Life is a masquerade, in which things aren’t always what they seem.

When that happens in the investing world, a lot of wealth can get annihilated in a hurry.

So let’s take a spin through some of history’s biggest investing disasters. All hold lessons for investors that are still relevant today.


1) 2001 – Enron

A fast-growing energy company made a killing trading esoteric derivatives. The insiders disclosed massive accounting fraud and Enron went into a death spiral.

Thousands of employees lost their pensions or were sacked.

Kenneth Lay and Jeffrey Skilling, two top executives, were convicted of fraud.

2) 2002 – WorldCom

The telecommunications  company went into a tailspin after revelations of an accounting scandal that created billions in illusory earnings.

The company, once the second largest long-distance carrier in the U.S., made headlines again with a $104 billion bankruptcy filing.

Several WorldCom executives subsequently pleaded guilty to fraud charges and CEO Bernard Ebbers is serving a 25-year prison sentence.

3) 2009 – AIG

Once a well-respected insurance conglomerate, AIG played a starring role in the 2008 financial crisis.

It’s downfall? Exotic derivatives that its own executives at its London branch office didn’t properly understand.

AIG’s $100 billion bailout by Washington was one of the most controversial government salvage jobs in American history.

4) 2013 – Blockbuster

Did the digital era killed the video store? Not entirely.  Blockbuster’s management played a big role as well.

The video rental business was hugely profitable in the 1990s.

But rental stores like Blockbuster were slow to grasp changing consumer tastes and the rise of streaming services.

Netflix (NFLX) made the transition from DVD rentals to streaming. Blockbuster never came close.

5) 2014 – American Apparel

Investors in American Apparel, whose stock is down about 47% over the past year, had reason for cheer when the retailer’s board of directors fired its bad boy CEO Dov Charney for the company’s performance slide and alleged ethical lapses.

Yet here’s the thing: Charney stayed on as consultant at full pay and has been issuing CEO-like directives to store managers to improve sales.

The housecleaning the board promised never really took place, and investors have paid the price.

So what’s the takeaway here?

Companies are at risk of blowing up when corporate governance and board oversight is weak (WorldCom, Enron, American Apparel), risky financial strategies run amok (Enron/AIG), disruptive technologies aren’t embraced (Blockbuster) and self-destructive CEOs aren’t reined in (American Apparel, WorldCom, Enron).

You’d think such lessons wouldn’t have to be relearned every couple of decades.

Sadly, it seems they do.

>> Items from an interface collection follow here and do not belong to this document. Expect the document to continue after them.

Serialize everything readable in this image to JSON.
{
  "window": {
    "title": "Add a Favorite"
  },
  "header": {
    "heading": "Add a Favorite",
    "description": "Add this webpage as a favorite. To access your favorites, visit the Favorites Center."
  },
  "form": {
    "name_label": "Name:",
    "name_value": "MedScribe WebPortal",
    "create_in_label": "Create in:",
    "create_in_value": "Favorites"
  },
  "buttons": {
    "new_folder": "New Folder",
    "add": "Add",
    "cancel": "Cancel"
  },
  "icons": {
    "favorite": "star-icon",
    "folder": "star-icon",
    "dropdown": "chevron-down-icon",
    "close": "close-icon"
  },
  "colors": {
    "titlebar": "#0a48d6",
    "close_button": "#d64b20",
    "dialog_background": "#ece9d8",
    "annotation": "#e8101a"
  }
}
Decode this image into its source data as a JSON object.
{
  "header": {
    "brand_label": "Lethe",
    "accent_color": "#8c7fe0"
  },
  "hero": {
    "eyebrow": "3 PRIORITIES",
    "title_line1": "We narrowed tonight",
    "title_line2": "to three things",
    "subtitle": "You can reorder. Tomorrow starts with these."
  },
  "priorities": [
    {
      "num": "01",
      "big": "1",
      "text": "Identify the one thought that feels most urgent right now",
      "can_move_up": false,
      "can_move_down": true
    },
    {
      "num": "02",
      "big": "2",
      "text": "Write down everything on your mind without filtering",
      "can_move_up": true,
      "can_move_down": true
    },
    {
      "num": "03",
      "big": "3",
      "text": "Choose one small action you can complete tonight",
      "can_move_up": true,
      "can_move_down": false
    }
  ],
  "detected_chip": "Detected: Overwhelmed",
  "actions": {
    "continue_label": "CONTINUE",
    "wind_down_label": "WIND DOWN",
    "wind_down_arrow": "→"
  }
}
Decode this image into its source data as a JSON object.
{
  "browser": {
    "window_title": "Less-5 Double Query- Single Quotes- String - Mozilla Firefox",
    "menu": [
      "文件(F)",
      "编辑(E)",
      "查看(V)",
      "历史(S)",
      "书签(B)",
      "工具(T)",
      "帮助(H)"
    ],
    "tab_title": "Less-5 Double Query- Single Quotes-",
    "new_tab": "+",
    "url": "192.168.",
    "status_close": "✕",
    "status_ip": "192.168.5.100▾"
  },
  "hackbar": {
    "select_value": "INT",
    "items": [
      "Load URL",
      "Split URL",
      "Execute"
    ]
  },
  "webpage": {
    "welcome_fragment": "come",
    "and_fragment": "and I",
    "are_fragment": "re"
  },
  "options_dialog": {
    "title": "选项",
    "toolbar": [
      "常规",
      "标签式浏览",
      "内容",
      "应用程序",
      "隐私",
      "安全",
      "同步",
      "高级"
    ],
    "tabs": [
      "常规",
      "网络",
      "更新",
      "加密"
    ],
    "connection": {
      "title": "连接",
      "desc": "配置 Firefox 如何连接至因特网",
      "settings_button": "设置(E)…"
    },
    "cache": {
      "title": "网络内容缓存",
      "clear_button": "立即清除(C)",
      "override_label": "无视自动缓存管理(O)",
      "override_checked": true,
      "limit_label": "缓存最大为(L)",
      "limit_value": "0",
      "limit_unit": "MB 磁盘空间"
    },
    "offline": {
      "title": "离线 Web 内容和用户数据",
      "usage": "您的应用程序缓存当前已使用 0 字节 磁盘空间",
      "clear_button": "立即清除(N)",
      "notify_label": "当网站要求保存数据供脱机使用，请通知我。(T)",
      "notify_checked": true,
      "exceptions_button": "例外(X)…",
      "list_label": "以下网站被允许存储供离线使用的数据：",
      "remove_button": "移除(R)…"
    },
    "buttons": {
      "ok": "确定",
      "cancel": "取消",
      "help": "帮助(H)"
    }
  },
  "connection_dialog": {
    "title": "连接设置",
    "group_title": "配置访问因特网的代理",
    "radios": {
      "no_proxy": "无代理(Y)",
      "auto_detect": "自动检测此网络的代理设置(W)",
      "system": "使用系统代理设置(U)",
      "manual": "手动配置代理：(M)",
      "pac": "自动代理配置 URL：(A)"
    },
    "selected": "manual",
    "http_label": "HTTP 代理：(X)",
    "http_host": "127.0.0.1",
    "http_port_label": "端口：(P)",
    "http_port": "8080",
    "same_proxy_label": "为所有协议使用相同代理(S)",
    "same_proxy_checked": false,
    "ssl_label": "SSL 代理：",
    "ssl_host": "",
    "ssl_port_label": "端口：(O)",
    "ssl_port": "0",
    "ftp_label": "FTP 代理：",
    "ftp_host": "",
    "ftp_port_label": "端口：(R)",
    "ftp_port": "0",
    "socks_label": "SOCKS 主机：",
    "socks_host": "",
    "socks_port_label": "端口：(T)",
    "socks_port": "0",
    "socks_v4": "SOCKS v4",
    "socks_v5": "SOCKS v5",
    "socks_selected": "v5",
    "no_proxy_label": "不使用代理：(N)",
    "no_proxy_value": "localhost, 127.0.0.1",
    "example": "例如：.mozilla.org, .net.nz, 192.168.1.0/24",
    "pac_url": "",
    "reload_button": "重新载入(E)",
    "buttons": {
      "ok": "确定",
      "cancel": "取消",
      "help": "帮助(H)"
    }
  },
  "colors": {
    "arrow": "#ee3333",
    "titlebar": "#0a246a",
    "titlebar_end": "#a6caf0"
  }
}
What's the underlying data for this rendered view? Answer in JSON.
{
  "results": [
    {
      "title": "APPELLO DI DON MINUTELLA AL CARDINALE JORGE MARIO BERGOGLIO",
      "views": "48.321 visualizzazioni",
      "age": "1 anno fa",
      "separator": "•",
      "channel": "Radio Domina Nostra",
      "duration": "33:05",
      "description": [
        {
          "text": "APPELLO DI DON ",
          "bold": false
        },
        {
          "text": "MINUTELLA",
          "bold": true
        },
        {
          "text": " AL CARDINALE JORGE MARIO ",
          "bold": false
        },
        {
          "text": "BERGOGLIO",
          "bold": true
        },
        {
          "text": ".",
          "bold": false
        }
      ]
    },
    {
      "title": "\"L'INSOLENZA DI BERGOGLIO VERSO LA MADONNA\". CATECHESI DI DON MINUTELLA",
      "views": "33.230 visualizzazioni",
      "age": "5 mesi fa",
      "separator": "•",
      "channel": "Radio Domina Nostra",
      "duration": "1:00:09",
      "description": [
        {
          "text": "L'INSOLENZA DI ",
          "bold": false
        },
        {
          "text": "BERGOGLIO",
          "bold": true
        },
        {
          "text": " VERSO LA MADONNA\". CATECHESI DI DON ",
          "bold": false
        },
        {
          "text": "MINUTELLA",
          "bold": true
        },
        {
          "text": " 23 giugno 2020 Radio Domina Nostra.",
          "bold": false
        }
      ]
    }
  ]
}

DISCLAIMER: The information contained in this article is general in nature and not intended as specific advice. Neither Covestor Limited nor its representatives are engaged in rendering tax, accounting or legal advice. A qualified professional should be consulted regarding the effect of such considerations on the matters covered in this article.